Segment Start: EXERCISE DATA

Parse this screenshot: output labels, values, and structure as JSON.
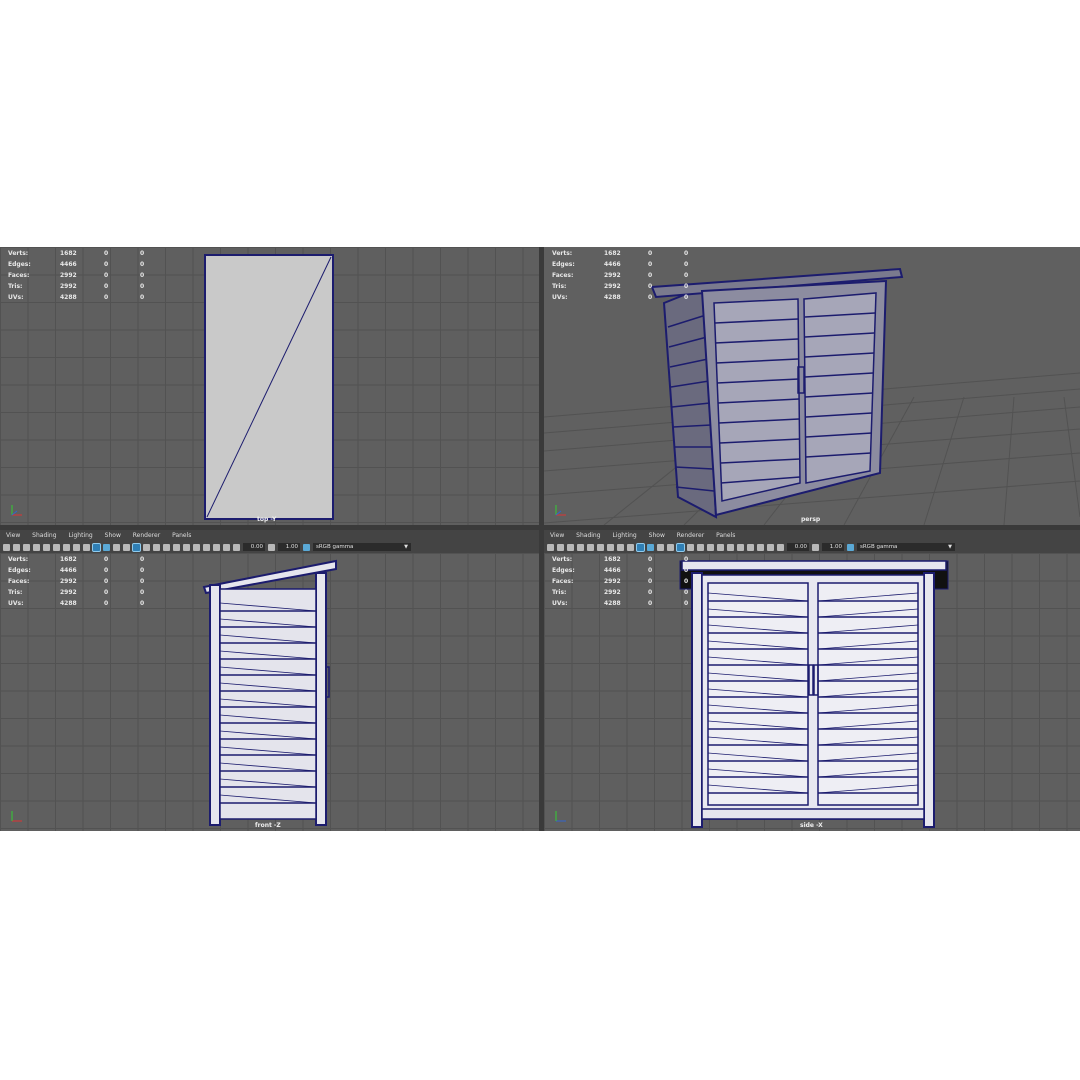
{
  "stats": {
    "rows": [
      {
        "label": "Verts:",
        "v1": "1682",
        "v2": "0",
        "v3": "0"
      },
      {
        "label": "Edges:",
        "v1": "4466",
        "v2": "0",
        "v3": "0"
      },
      {
        "label": "Faces:",
        "v1": "2992",
        "v2": "0",
        "v3": "0"
      },
      {
        "label": "Tris:",
        "v1": "2992",
        "v2": "0",
        "v3": "0"
      },
      {
        "label": "UVs:",
        "v1": "4288",
        "v2": "0",
        "v3": "0"
      }
    ]
  },
  "cameras": {
    "top": "top -Y",
    "persp": "persp",
    "front": "front -Z",
    "side": "side -X"
  },
  "menu": {
    "view": "View",
    "shading": "Shading",
    "lighting": "Lighting",
    "show": "Show",
    "renderer": "Renderer",
    "panels": "Panels"
  },
  "toolbar": {
    "exposure": "0.00",
    "gamma": "1.00",
    "colorspace": "sRGB gamma"
  },
  "colors": {
    "viewport_bg": "#5f5f5f",
    "grid": "#525252",
    "wire": "#1c1c6e",
    "model_fill": "#c8c8c8"
  }
}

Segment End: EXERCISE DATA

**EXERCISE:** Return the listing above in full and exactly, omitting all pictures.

**FINAL ANSWER:**
Parse this screenshot: output labels, values, and structure as JSON.
{
  "stats": {
    "rows": [
      {
        "label": "Verts:",
        "v1": "1682",
        "v2": "0",
        "v3": "0"
      },
      {
        "label": "Edges:",
        "v1": "4466",
        "v2": "0",
        "v3": "0"
      },
      {
        "label": "Faces:",
        "v1": "2992",
        "v2": "0",
        "v3": "0"
      },
      {
        "label": "Tris:",
        "v1": "2992",
        "v2": "0",
        "v3": "0"
      },
      {
        "label": "UVs:",
        "v1": "4288",
        "v2": "0",
        "v3": "0"
      }
    ]
  },
  "cameras": {
    "top": "top -Y",
    "persp": "persp",
    "front": "front -Z",
    "side": "side -X"
  },
  "menu": {
    "view": "View",
    "shading": "Shading",
    "lighting": "Lighting",
    "show": "Show",
    "renderer": "Renderer",
    "panels": "Panels"
  },
  "toolbar": {
    "exposure": "0.00",
    "gamma": "1.00",
    "colorspace": "sRGB gamma"
  },
  "colors": {
    "viewport_bg": "#5f5f5f",
    "grid": "#525252",
    "wire": "#1c1c6e",
    "model_fill": "#c8c8c8"
  }
}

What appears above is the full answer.